In one glimmer of hope, hundreds of people were allowed to enter Egypt from Gaza, which one U.N. official called a "graveyard" for children who are caught up in the fighting.
Despite some aid trickling into Gaza through Egypt's Rafah crossing, needs are soaring as tensions flare that could cause the Israel-Hamas war to spread to other countries.
Aid groups call for humanitarian corridor and respect for rules of war as Israel-Hamas war escalates
Officials say civilians' basic needs and protections must be upheld in accord with international humanitarian law.
At the end of a weeklong visit, the U.N. investigator's findings of an orchestrated state policy contradict Moscow’s denials.
The U.S., Albania, Japan, and South Korea led a U.N. Security Council session that shone a spotlight on starvation and repression under Kim Jong Un's regime.
Little more than a week ago, the U.N. Human Rights Committee warned of serious abuses in the nation.
The treaty body that gets the worst cooperation is the Committee on the Elimination of Racial Discrimination.

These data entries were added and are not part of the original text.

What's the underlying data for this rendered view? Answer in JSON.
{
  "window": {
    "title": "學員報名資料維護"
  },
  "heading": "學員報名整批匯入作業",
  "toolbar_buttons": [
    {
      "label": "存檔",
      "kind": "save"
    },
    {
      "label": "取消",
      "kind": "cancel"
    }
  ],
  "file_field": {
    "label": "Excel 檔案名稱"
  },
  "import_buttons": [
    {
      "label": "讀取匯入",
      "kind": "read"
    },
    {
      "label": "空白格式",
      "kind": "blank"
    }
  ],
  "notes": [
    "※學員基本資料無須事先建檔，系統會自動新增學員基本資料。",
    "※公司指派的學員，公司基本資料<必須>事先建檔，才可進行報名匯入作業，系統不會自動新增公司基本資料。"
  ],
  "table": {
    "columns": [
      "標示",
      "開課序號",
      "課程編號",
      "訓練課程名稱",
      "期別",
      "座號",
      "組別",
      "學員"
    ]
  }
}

More than half of the deaths were never documented due to the difficulty of collecting reliable data on death tolls in conflict zones, made still harder by the brutality of Syria's war.

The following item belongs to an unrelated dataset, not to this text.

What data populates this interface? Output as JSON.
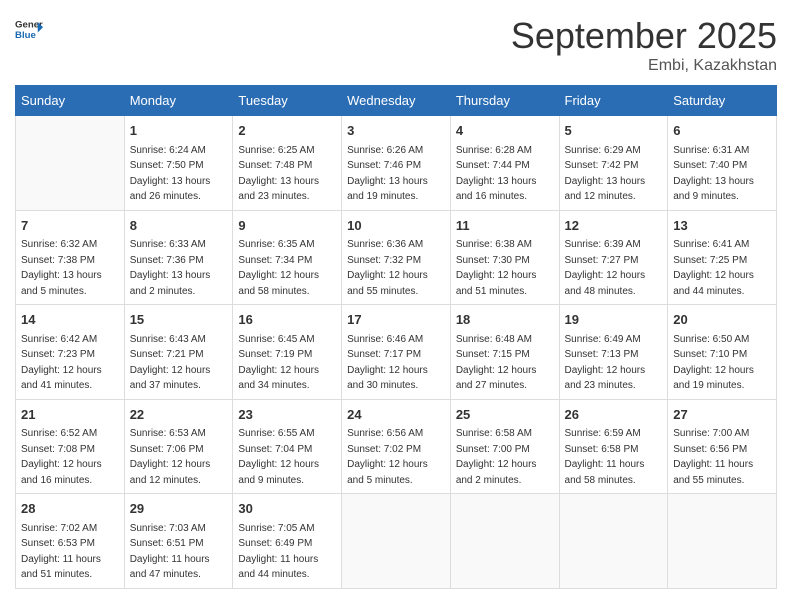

Most of Khartoum, Darfur and North Kordofan are too dangerous to operate in, the U.N. refugee agency said.
The commemoration is not meant to be a look solely into the past; the idea is to preserve and teach an ugly chapter of history that might help ward off humanity’s worst impulses.
The U.N. human rights office cited summary executions, use of soldiers as human shields, torture and other inhumane treatment carried out by both Russian and Ukrainian forces.
The war crimes include killings, torture and illegal confinement, rape and other sexual violence, kidnapped children, and attacks on civilians and energy-related infrastructure, according to a U.N. commission of inquiry.
The U.N. human rights chief says that a quarter of all of humanity lives today in places that are affected by conflict, and unfortunately "it is civilians who suffer the most."
It is a fight that spans the continent and has entangled international organizations, border security forces and a host of others in a murky web of politics and international law.
Alarmed at a sharp increase in the use of the racist “N” word on Twitter, the experts said all the major social media corporations must immediately show greater accountability for online hatred spewed at people of African descent.